* BRIEF:
Work out how many lines in the entries below contain the string "will". Reply with that figure alone.
═══ DATA FOR PROCESSING ═══
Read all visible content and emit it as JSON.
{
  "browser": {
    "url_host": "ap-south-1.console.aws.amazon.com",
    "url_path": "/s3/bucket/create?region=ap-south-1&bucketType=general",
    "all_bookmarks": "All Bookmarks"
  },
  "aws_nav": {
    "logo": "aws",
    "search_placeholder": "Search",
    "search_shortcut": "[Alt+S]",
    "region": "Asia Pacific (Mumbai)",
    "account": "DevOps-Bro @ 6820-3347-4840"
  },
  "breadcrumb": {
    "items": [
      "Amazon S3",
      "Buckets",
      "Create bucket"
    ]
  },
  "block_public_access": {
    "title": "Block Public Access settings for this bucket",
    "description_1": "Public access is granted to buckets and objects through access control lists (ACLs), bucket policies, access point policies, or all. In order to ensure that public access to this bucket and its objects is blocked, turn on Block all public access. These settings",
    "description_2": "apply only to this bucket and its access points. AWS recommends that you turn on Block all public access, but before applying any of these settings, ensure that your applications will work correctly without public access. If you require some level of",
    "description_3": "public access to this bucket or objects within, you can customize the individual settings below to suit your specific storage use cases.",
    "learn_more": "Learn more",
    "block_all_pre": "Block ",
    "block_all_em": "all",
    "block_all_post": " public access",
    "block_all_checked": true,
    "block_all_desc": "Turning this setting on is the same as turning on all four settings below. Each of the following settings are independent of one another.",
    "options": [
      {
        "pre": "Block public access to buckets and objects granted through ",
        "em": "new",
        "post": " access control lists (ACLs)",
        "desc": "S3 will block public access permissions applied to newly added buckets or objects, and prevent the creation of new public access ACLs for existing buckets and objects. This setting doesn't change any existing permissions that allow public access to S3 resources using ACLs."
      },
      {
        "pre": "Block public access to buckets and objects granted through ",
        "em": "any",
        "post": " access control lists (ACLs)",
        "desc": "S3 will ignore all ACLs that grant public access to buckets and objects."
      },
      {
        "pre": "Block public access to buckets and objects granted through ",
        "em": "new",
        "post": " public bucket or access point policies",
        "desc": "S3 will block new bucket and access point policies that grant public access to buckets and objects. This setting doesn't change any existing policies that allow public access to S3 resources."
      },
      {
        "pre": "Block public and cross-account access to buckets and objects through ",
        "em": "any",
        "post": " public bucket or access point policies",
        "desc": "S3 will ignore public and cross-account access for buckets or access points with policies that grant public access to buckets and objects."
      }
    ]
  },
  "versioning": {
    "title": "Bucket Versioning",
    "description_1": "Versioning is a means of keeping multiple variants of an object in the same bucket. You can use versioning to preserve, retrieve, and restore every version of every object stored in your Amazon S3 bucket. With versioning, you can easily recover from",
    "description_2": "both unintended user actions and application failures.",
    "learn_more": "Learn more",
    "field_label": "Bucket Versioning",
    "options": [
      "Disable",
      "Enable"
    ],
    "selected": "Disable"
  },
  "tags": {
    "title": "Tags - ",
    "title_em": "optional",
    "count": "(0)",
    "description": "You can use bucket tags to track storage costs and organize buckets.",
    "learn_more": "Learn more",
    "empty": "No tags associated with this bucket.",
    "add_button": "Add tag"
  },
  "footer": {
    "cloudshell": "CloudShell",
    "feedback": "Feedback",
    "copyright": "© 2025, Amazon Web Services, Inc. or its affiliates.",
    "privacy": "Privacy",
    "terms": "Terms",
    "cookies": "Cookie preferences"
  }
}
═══
* RESPONSE TO THE TASK:
5